We understand how you might see the cat below and jump to the conclusion that it's Ken, returning to his cat series. But you'd be wrong. This is Erika's painting. She's another newly graduated newbie. Like Luciana, she's definitely an old master already! We love the colors and texture, not to mention the background. And notice how she's skillfully using blooms and complementary colors?
Yes, we love animals! Greeta finished her cow painting below and we are amazed at the richness and detail she's gotten from basically two (complementary) colors. It's no wonder this painting has already been spoken for and will soon be winging its way cross-country to its new owner.
And now, Greeta is turning to landscapes as she paints a St. Louis sunset. The sky is beautifully gradated and we love the light-splashed greys of the buildings. Come back to see the reflections and the water. This is going to be good!
Between the fruits and vegetable series, and now the animals, we think we're ready for a farm-themed show. Madeleine has started putting in the greens of the background to this Irish sheep. She's also experimenting with a wonderful new brush, so we are eager to see how it handles the texture of the sheep's wool.
The textured sheep is in sharp contrast to this Irish harbor scene. The flat grey sky forms a perfect backdrop to the foreground boats. The colors are perfectly chosen to focus the viewers' eyes too.
Can you count how many of our favorite themes Madeleine has managed to include in this? It's a vacation painting, a self-portrait and a study in aerial perspective. She also features a tree and beautiful textures in the fabric, the grass, the wood and even the sunglasses. Yes, zoom in and see how well she's captured the glasses and the setting sun on the figures.

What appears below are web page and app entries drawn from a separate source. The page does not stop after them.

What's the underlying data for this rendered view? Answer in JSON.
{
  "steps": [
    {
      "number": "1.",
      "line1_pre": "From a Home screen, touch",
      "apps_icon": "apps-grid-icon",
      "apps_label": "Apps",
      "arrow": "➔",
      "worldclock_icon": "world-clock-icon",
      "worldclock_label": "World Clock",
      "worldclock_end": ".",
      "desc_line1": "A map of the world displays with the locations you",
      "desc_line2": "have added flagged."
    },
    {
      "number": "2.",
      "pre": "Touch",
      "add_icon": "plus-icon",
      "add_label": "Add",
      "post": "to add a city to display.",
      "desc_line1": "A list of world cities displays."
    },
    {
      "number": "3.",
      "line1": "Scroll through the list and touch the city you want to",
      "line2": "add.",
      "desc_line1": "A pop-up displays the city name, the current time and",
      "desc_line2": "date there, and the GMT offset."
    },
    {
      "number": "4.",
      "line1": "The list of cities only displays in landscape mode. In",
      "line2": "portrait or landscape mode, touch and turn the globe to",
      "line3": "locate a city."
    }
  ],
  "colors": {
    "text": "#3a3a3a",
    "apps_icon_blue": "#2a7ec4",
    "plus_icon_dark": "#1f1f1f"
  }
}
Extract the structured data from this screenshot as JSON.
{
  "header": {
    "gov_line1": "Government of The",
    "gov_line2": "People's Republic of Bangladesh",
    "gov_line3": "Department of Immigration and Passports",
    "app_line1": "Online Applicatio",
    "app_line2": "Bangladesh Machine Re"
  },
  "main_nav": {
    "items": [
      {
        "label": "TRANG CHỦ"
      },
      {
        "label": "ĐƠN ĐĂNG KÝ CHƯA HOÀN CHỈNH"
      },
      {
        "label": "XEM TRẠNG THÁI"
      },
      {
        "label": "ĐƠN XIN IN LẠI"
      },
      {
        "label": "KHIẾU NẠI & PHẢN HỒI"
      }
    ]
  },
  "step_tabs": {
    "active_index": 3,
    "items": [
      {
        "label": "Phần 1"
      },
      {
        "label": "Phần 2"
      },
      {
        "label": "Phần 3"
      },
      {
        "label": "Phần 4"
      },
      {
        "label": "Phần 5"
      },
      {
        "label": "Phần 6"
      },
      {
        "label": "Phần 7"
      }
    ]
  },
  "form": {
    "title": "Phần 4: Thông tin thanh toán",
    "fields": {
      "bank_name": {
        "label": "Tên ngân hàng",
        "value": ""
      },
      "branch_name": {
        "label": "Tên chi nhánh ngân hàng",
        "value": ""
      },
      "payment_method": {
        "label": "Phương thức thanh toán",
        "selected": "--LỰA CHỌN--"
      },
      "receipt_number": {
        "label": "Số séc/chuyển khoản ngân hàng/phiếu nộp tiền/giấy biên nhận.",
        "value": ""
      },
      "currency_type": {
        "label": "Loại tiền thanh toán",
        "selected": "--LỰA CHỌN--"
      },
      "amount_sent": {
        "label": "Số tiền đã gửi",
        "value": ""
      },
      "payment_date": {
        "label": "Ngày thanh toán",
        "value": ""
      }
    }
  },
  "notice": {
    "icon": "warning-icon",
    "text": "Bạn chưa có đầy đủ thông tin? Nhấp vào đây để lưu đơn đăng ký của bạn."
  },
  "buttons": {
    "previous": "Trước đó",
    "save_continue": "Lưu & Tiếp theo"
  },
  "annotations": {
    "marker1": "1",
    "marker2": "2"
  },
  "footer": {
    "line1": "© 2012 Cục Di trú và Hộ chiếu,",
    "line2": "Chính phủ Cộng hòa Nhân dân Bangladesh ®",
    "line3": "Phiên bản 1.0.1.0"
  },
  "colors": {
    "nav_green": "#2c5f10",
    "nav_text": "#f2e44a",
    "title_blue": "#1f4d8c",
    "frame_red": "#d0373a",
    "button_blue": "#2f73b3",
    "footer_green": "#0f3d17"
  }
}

Bill has been experimenting here, using color and line. We think it looks like a whale's fluke, and greatly admire the soft color harmonies and movement.
Another experiment from Bill. This time, he's painting large and trying to paint stone in a nocturnal scene. This is Biblical—recognize Jacob sleeping in the left foreground?—and has been composed from Bill's imagination. The green is masking fluid, so it'll be coming off soon.
And speaking of imagination, John's back with his elaborately imaginative stories and his colored pencils. Here is the preliminary sketch of a troupe of Commedia dell'arte players in a rehearsal.
But lest you think he's been slacking off, John brought in a stack of previous starts in this series and sketches for this and other stories.
And finally, we share Vivian's eloquently painted wish ..... Go Cubs!
Interested in learning to draw? Here's a reminder that Pat will be teaching a drawing class based on the Drawing on the Right Side of the Brain methodology. Buy the workbook and bring it to class next week.
See you next week, hopefully with some good news about the Cubs and the World Series.